### Entries provided
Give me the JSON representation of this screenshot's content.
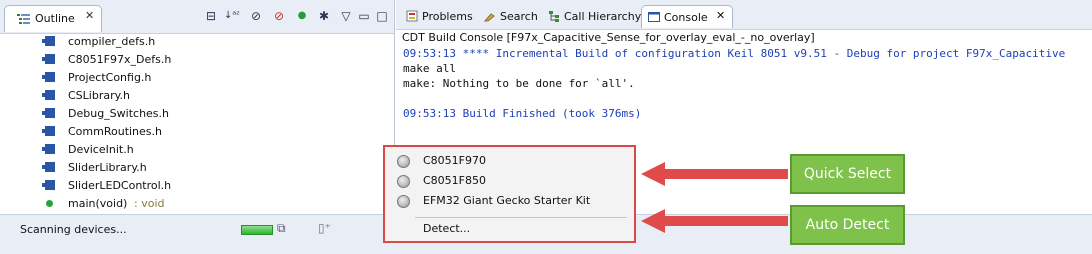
{
  "outline": {
    "tab_label": "Outline",
    "toolbar_icons": [
      "collapse-all-icon",
      "sort-az-icon",
      "hide-fields-icon",
      "hide-static-icon",
      "hide-nonpublic-icon",
      "hide-local-types-icon",
      "view-menu-icon",
      "minimize-icon",
      "maximize-icon"
    ],
    "items": [
      {
        "label": "compiler_defs.h",
        "icon": "header-file-icon"
      },
      {
        "label": "C8051F97x_Defs.h",
        "icon": "header-file-icon"
      },
      {
        "label": "ProjectConfig.h",
        "icon": "header-file-icon"
      },
      {
        "label": "CSLibrary.h",
        "icon": "header-file-icon"
      },
      {
        "label": "Debug_Switches.h",
        "icon": "header-file-icon"
      },
      {
        "label": "CommRoutines.h",
        "icon": "header-file-icon"
      },
      {
        "label": "DeviceInit.h",
        "icon": "header-file-icon"
      },
      {
        "label": "SliderLibrary.h",
        "icon": "header-file-icon"
      },
      {
        "label": "SliderLEDControl.h",
        "icon": "header-file-icon"
      },
      {
        "label": "main(void)",
        "suffix": " : void",
        "icon": "function-icon"
      }
    ]
  },
  "tabs": [
    {
      "label": "Problems",
      "icon": "problems-icon"
    },
    {
      "label": "Search",
      "icon": "search-icon"
    },
    {
      "label": "Call Hierarchy",
      "icon": "call-hierarchy-icon"
    },
    {
      "label": "Console",
      "icon": "console-icon",
      "active": true
    }
  ],
  "console": {
    "title": "CDT Build Console [F97x_Capacitive_Sense_for_overlay_eval_-_no_overlay]",
    "lines": [
      {
        "text": "09:53:13 **** Incremental Build of configuration Keil 8051 v9.51 - Debug for project F97x_Capacitive",
        "color": "blue"
      },
      {
        "text": "make all",
        "color": "black"
      },
      {
        "text": "make: Nothing to be done for `all'.",
        "color": "black"
      },
      {
        "text": "",
        "color": "black"
      },
      {
        "text": "09:53:13 Build Finished (took 376ms)",
        "color": "blue"
      }
    ]
  },
  "popup": {
    "items": [
      "C8051F970",
      "C8051F850",
      "EFM32 Giant Gecko Starter Kit"
    ],
    "detect_label": "Detect..."
  },
  "callouts": {
    "quick_select": "Quick Select",
    "auto_detect": "Auto Detect"
  },
  "status": {
    "text": "Scanning devices..."
  },
  "colors": {
    "accent_red": "#e04a4a",
    "callout_green": "#7fc24b",
    "console_blue": "#1c3fb8"
  }
}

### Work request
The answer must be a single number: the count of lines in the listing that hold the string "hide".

### Exercise output
4